For a dozen years, Lillian Webb has been the one signing checks and handling business as the mayor of Norcross.
But while she's in the hospital recovering from a broken hip, Michael Lovelady has taken over as acting mayor.
Webb fell on Memorial Day, breaking her hip. She had been scheduled to undergo a hip replacement surgery, but that has been put off while she heals from hip repair surgery.
"I'm not going to be walking too fast," she said. "I can't put my weight down but on one foot, but I feel one thousand percent better than when I came in."
Webb joked she would set off metal detectors with the screws and pins in her, but said she just watched news reports about Preakness champion Barbaro's recovery and was encouraged. "I hope I'm like the race horse," she said.
The legendary politician, who has served the city for more than 20 years and was county chairwoman for eight, said she is worried about her city and hoping to get back as soon as possible.
"I have been rather concerned. I'm flooded with e-mails and phone calls," she said.
Lovelady and Webb have openly sparred at council meetings, and Webb said she'd heard he moved into her office and changed the locks.
"I think the actions they've taken are totally unwarranted," she said. "There's a lot you can do from your hospital bed."
City clerk Susan Brooks said the city attorney advised the council vote to declare Lovelady as acting mayor and pick an acting mayor pro tem so there will be a second in command. Councilman Charlie Riehm was given the job.
Brooks said Lovelady did go into Webb's office but only to get mail and phone messages that needed immediate attention.
Lovelady said he had no intention of taking Webb's power.

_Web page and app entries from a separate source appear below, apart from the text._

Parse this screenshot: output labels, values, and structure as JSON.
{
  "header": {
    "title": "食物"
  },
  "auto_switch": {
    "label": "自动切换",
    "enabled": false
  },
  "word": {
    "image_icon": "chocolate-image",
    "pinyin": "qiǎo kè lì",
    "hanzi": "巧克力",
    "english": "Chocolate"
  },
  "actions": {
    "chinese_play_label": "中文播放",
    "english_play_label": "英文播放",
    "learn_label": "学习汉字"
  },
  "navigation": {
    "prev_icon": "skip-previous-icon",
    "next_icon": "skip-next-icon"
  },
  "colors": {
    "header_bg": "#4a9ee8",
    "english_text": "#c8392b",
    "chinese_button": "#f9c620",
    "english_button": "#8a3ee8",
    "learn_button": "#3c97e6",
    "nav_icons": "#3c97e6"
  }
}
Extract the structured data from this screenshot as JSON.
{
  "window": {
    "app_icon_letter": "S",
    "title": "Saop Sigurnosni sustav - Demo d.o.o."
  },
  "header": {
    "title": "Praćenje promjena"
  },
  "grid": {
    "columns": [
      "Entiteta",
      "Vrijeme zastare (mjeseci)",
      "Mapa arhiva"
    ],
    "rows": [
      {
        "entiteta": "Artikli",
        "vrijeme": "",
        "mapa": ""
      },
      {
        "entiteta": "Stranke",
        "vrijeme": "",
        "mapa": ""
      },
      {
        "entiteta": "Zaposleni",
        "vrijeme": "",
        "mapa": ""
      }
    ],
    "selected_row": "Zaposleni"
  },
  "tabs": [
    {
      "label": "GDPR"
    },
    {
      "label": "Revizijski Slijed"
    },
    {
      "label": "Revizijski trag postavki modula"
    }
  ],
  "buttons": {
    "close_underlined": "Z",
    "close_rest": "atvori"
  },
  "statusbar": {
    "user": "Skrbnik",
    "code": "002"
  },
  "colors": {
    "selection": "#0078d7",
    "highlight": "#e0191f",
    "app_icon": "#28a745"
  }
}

"We're conducting business as usual. I don't see us doing anything different," he said. "We were all kind of taken by surprise (by the injury). It's a type of injury that takes some time to heal."
Lovelady said his mother has gone through therapy for a similar ailment, and he wanted Webb to concentrate on getting well. He said the rumors were unfortunate.
"That's the kind of thing she doesn't need to get upset about," he said. "All we're doing is keeping things going until she can come back."
Political Notebook appears in the Thursday and Sunday editions of the Gwinnett Daily Post.
Camie Young can be reached via e-mail at camie.